Finding the first stars and galaxies is hard, but we’re now one step closer to achieving it!
Find the peer-reviewed paper here.
Our team leader, A/Prof Cathryn Trott has recently led new research that takes the world that one step closer to finding evidence of the first stars and galaxies during the Epoch of Reionisation (EoR). Using 110 hours of observations made by the Murchison Widefield Array (MWA), the team is trying to characterise the size of the ionised bubbles around the stars that had formed between 740 My to 830 My after the Big Bang.
The below image shows what the team has measured, and what the signal they are looking for should look like. When those solid lines lie closer to the dotted lines, they will be able to detect the signal they are after.
The next image is the comparison of what the team led by Cath has managed to measure to what other teams with other telescopes have detected in the past.
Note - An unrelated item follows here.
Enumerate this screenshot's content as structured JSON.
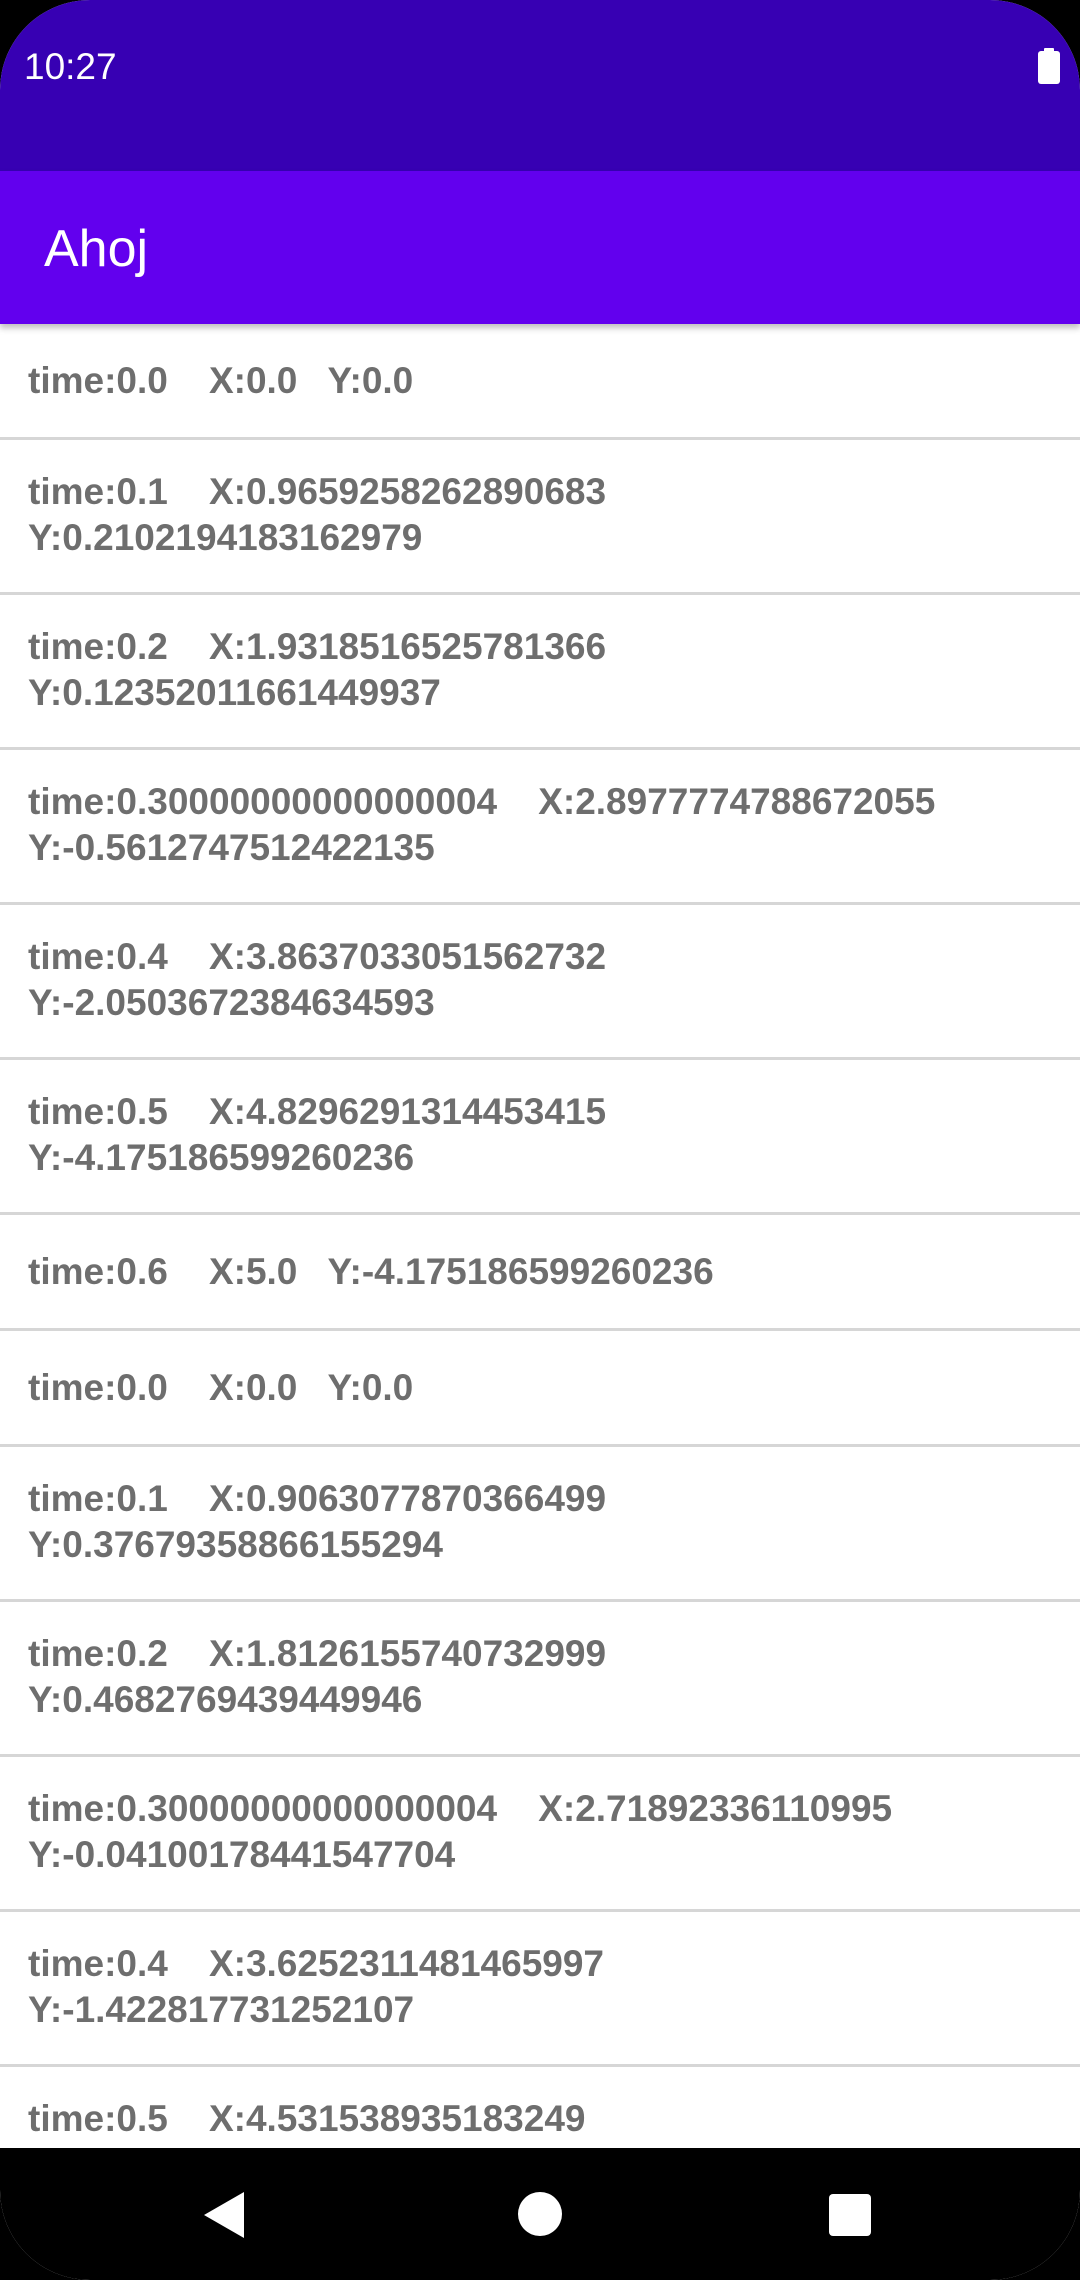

Within the range of what the MWA can observe, their results are pushing the closest to theoretical signal.
Moon helps reveal secrets of the Universe
The Moon may be the key to unlocking how the first stars and galaxies shaped the early Universe.
Find the peer-reviewed paper here.
A team of astronomers led by Dr Benjamin McKinley at the Curtin University node of the International Centre for Radio Astronomy Research (ICRAR) and the ARC Centre of Excellence for All Sky Astrophysics in 3 Dimensions (ASTRO 3D) observed the Moon with a radio telescope to help search for the faint signal from hydrogen atoms in the infant Universe.
“Before there were stars and galaxies, the Universe was pretty much just hydrogen, floating around in space,” Dr McKinley said.
“Since there are no sources of the optical light visible to our eyes, this early stage of the Universe is known as the ‘cosmic dark ages’.”
The period when the first stars and galaxies started forming out of the hydrogen is known as the ‘epoch of reionisation’, and has yet to be detected.
In research published in the Oxford University Press Monthly Notices of the Royal Astronomical Society today, the astronomers describe how they have used the Murchison Widefield Array (MWA) radio telescope to help search for radio signals given off by the hydrogen atoms.
“If we can detect this radio signal it will tell us whether our theories about the evolution of the Universe are correct.”
Dr McKinley said that in your car radio, you can tune into various channels and the radio waves are converted into sounds.
“The radio telescope, the MWA which is located in the Western Australian desert far away from earth-based FM radio stations, takes the radio signals from space which we can then convert into images of the sky,” he said.
This radio signal from the early Universe is very weak compared to the extremely bright objects in the foreground, which include accreting black holes in other galaxies and electrons in our own Milky Way.
In this work, the astronomers used the Moon as a reference point of known brightness and shape. This allowed the team to measure the brightness of the Milky Way at the position of the occulting Moon.
The astronomers also took into account ‘earthshine’—radio waves from Earth that reflect off the Moon and back onto the telescope. Earthshine corrupts the signal from the Moon and the team had to remove this contamination from their analysis.
With more observations, the astronomers hope to uncover the hydrogen signal and put theoretical models of the Universe to the test.